BRIEF: The required answer is a copy of each line in the entries below that includes "дорожки".

RECORDS FOR THE TASK:
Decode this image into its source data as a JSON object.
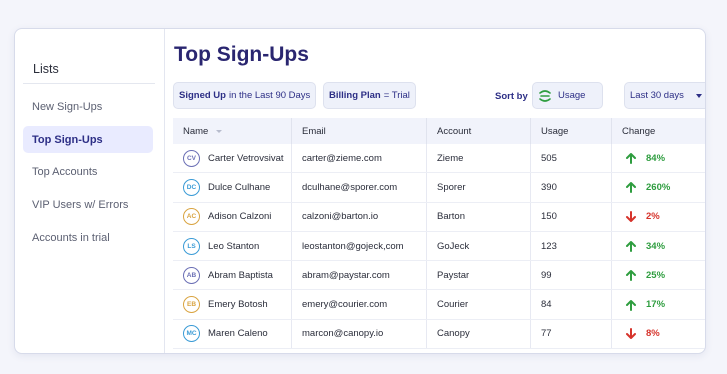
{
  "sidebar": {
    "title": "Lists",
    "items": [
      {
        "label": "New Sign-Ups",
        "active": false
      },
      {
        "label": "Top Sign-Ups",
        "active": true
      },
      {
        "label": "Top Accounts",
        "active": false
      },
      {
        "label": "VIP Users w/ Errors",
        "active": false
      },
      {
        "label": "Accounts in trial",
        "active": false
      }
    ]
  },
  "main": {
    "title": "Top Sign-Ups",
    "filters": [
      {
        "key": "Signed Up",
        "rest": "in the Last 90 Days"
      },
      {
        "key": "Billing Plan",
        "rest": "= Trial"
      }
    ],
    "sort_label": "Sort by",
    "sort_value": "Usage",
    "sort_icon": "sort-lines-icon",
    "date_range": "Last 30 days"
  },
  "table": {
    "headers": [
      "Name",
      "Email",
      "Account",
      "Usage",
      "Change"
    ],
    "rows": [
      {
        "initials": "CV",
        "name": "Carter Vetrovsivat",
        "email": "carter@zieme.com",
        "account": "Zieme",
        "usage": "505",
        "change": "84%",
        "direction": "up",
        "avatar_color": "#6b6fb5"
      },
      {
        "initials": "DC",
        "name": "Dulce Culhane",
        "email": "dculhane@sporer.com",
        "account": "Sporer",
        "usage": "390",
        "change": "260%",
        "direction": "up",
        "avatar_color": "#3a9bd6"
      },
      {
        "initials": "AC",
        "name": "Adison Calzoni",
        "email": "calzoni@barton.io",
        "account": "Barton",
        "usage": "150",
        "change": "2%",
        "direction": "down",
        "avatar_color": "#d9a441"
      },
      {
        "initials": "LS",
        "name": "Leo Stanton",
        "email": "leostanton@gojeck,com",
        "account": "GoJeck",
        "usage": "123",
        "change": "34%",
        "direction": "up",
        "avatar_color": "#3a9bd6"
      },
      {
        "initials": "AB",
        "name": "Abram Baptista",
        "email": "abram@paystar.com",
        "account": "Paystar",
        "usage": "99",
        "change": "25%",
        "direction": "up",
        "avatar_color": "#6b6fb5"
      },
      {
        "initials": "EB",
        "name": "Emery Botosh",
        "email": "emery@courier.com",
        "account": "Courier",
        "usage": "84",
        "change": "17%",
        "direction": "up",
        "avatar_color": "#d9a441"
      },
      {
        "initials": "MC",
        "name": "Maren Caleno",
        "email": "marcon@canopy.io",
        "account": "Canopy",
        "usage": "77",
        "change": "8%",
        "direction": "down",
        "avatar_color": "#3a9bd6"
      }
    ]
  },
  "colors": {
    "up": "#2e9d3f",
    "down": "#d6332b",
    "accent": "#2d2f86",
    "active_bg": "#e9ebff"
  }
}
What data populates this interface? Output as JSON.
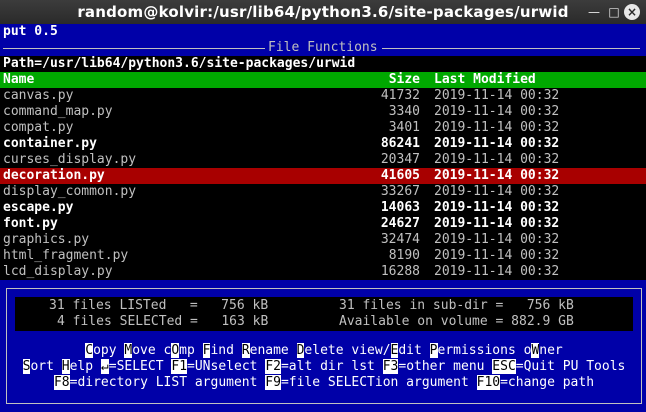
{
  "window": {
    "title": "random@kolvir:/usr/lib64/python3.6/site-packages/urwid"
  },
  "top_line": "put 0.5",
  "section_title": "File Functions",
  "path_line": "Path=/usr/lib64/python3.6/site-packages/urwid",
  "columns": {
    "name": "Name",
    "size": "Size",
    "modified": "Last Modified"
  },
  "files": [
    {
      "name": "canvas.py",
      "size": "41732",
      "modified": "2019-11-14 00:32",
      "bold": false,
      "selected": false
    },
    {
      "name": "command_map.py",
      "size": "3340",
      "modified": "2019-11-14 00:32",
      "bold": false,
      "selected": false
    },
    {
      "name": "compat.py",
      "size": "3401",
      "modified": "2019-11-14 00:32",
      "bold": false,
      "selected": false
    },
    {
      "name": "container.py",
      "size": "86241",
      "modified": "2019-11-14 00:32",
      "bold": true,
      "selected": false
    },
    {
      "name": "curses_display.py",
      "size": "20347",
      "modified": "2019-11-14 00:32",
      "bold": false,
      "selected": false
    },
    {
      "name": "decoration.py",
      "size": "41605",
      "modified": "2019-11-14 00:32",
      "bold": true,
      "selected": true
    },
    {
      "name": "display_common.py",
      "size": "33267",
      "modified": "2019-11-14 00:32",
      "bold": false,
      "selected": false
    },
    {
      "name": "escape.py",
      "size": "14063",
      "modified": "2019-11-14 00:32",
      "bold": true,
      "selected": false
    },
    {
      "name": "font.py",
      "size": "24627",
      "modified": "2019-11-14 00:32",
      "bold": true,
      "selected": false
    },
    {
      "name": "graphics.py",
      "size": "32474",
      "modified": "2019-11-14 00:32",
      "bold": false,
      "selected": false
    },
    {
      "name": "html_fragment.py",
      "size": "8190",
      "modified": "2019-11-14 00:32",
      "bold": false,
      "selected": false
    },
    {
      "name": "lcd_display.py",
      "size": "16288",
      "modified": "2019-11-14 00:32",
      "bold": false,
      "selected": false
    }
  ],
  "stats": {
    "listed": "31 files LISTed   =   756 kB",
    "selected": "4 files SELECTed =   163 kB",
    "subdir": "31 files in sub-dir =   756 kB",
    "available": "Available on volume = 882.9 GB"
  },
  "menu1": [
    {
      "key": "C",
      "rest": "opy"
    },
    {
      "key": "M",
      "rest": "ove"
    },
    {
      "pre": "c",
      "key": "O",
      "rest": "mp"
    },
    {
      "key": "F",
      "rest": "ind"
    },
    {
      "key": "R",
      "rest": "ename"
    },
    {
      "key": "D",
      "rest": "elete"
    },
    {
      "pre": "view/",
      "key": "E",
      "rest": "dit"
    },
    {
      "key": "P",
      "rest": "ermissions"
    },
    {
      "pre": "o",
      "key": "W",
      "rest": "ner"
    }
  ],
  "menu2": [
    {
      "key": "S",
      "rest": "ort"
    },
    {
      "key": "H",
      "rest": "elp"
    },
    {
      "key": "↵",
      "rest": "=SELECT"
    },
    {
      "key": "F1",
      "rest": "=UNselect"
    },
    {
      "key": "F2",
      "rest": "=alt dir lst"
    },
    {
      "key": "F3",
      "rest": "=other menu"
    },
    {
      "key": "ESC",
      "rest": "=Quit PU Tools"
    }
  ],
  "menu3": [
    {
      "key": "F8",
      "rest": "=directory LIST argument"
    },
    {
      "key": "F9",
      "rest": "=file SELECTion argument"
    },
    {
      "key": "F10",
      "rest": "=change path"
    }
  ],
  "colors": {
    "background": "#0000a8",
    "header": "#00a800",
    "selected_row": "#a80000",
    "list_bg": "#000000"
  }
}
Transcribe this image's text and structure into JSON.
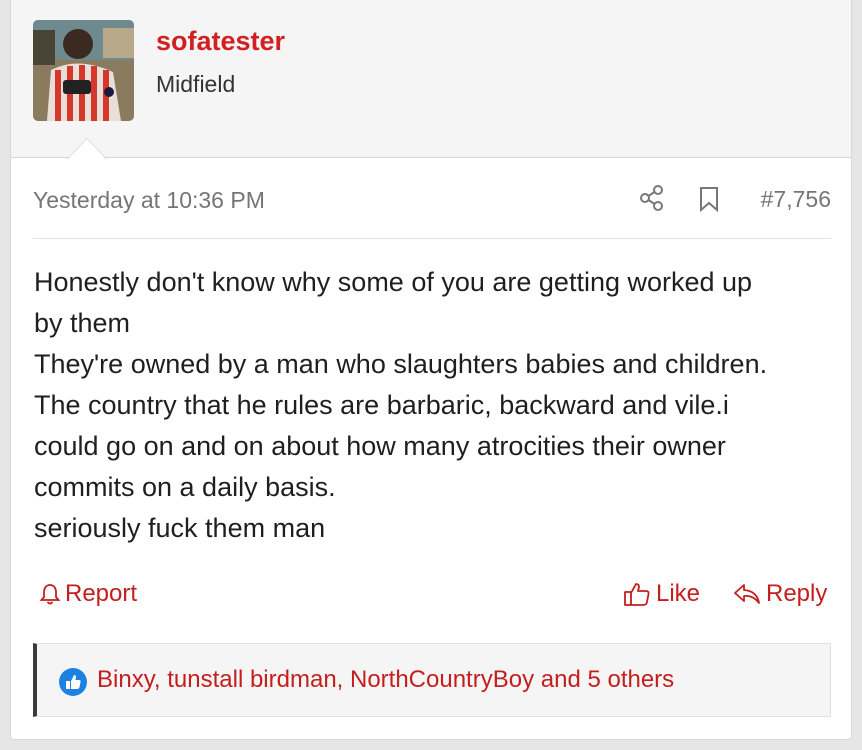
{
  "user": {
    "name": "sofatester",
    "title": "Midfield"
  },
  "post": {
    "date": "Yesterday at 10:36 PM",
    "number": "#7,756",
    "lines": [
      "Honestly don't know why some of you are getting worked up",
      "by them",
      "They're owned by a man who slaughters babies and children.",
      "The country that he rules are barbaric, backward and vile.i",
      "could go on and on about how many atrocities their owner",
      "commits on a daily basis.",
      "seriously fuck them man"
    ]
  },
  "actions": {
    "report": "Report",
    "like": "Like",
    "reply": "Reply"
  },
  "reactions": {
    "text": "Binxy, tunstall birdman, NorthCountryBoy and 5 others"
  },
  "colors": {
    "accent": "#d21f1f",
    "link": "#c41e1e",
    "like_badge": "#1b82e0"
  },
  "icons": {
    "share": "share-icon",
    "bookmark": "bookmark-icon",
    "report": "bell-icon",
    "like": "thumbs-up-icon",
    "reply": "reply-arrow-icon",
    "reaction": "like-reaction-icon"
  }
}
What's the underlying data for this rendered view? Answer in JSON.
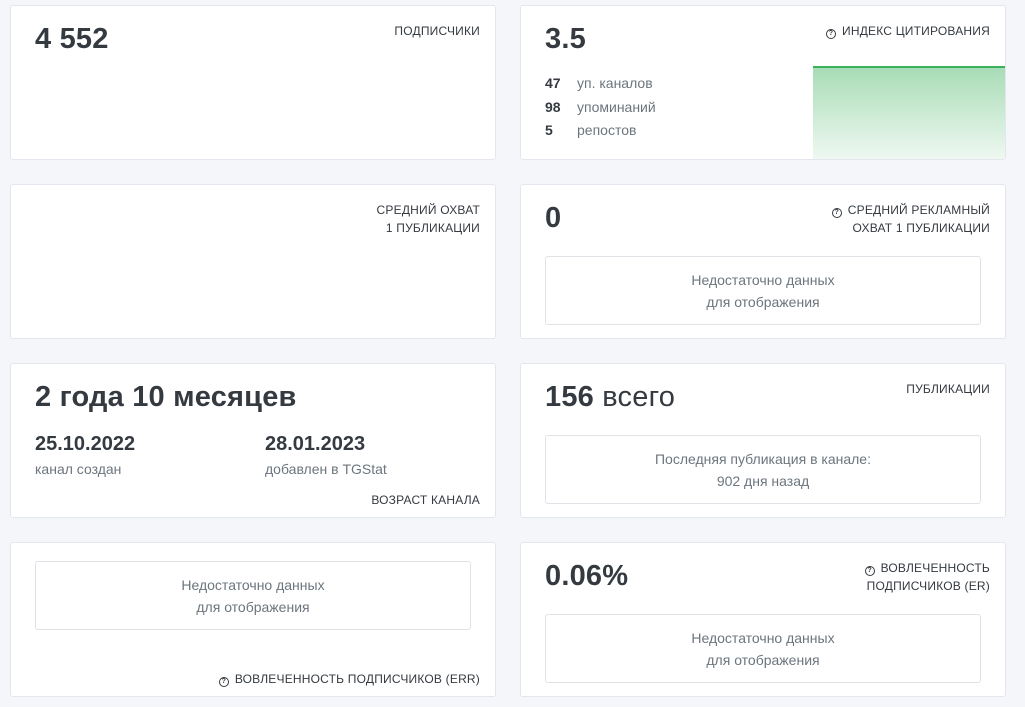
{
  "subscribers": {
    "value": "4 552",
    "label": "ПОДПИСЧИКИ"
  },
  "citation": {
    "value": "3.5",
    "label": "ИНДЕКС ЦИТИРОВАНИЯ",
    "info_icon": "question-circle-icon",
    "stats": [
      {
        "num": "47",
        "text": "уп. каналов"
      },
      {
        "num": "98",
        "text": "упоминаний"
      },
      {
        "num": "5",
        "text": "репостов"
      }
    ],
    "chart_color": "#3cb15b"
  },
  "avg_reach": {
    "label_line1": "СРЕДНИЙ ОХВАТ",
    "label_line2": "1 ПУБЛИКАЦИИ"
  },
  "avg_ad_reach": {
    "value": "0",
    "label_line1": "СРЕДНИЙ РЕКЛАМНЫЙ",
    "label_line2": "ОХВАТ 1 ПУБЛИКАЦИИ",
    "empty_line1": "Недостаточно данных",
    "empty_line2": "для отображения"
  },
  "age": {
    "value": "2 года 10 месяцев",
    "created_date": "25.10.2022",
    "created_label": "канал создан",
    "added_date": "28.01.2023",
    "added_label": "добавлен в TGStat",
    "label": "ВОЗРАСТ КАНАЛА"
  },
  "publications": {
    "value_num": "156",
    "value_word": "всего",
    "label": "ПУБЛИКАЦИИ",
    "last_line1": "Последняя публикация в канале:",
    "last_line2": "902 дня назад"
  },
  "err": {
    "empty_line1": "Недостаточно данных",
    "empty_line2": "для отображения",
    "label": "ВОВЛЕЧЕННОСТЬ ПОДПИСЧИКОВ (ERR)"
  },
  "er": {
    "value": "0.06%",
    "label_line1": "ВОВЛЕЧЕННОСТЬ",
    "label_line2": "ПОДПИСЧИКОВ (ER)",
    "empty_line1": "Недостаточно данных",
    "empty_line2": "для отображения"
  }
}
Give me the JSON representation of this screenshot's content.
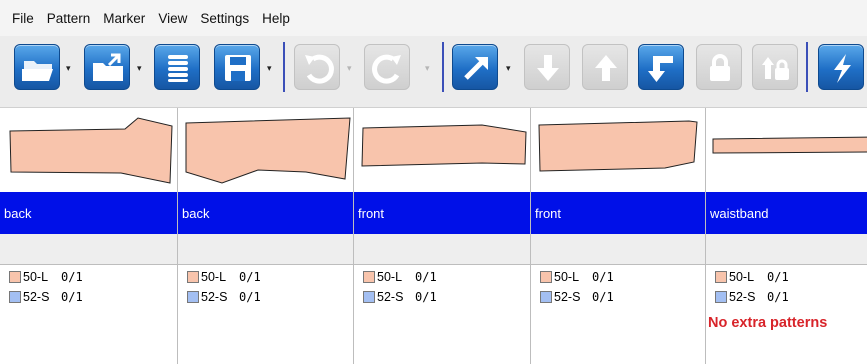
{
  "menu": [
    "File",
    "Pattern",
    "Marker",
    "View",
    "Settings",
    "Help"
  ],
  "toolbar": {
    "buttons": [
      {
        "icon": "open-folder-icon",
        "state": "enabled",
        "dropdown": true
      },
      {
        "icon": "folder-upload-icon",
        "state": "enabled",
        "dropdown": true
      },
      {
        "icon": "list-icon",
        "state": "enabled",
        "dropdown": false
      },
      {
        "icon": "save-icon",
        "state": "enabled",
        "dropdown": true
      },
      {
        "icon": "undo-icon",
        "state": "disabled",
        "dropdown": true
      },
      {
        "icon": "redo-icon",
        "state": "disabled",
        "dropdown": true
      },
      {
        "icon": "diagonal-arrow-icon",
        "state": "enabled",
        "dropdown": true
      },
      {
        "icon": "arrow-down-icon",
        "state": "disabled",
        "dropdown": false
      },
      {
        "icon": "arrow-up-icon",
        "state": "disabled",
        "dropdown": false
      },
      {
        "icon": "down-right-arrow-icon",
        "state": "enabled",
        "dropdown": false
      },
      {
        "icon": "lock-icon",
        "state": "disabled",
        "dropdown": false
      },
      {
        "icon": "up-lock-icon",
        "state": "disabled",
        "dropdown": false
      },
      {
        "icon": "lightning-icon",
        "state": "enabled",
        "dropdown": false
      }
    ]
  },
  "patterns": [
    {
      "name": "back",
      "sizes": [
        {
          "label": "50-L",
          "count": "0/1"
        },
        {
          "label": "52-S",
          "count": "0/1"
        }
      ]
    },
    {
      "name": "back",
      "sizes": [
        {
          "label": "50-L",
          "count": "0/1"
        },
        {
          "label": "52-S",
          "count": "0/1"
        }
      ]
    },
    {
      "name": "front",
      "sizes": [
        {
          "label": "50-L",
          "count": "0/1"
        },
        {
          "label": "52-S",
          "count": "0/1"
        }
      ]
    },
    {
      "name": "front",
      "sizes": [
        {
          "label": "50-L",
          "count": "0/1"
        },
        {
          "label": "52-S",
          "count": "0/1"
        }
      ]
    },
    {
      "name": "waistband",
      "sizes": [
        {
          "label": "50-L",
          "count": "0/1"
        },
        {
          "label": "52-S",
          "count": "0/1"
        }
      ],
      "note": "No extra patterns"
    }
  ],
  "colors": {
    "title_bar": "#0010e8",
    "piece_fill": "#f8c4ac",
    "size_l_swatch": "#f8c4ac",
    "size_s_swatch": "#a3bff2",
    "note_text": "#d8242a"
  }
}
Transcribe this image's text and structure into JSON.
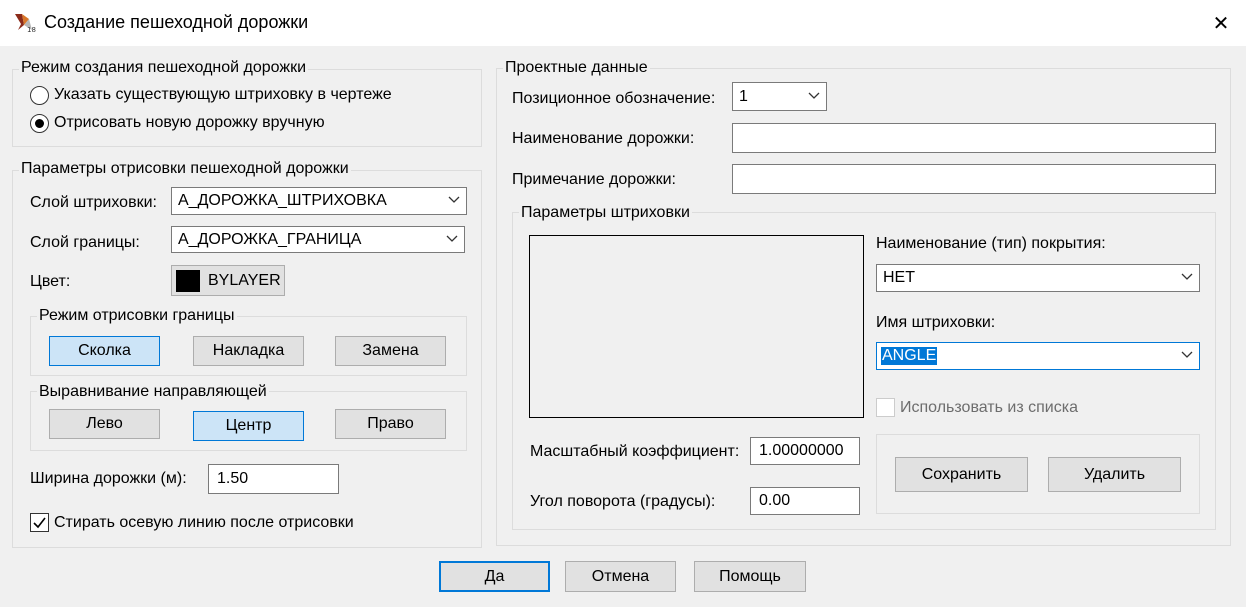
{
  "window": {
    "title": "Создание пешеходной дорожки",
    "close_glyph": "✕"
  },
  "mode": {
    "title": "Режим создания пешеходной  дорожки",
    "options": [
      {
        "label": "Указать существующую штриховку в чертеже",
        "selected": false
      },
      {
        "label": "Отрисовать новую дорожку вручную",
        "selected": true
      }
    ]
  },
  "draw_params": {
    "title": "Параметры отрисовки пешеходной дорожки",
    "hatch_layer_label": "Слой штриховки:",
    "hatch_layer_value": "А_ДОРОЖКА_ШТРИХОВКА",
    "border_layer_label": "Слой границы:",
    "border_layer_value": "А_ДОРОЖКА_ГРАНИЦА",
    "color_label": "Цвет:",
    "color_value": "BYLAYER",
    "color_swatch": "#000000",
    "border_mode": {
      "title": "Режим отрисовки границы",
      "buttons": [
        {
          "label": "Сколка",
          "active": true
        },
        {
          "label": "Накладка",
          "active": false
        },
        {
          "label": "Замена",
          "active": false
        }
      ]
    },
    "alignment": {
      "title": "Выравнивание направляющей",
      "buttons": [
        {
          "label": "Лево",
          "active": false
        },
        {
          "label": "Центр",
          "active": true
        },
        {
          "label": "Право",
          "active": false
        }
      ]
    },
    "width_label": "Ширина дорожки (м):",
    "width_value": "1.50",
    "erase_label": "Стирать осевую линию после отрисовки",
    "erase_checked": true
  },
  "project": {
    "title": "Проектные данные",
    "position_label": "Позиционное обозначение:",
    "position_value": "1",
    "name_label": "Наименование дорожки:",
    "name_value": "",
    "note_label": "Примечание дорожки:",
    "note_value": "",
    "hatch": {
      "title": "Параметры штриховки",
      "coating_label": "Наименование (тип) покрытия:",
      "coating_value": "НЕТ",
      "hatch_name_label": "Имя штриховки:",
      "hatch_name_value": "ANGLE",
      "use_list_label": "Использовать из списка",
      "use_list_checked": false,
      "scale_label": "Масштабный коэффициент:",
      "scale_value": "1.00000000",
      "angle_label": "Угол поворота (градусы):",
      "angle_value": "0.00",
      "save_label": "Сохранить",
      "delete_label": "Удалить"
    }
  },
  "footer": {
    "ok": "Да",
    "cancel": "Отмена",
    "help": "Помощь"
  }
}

SOLVED EXERCISE:
    "title": "Создание пешеходной дорожки",
    "title": "Режим создания пешеходной  дорожки",
    "title": "Параметры отрисовки пешеходной дорожки",
    "width_label": "Ширина дорожки (м):",
    "name_label": "Наименование дорожки:",
    "note_label": "Примечание дорожки:",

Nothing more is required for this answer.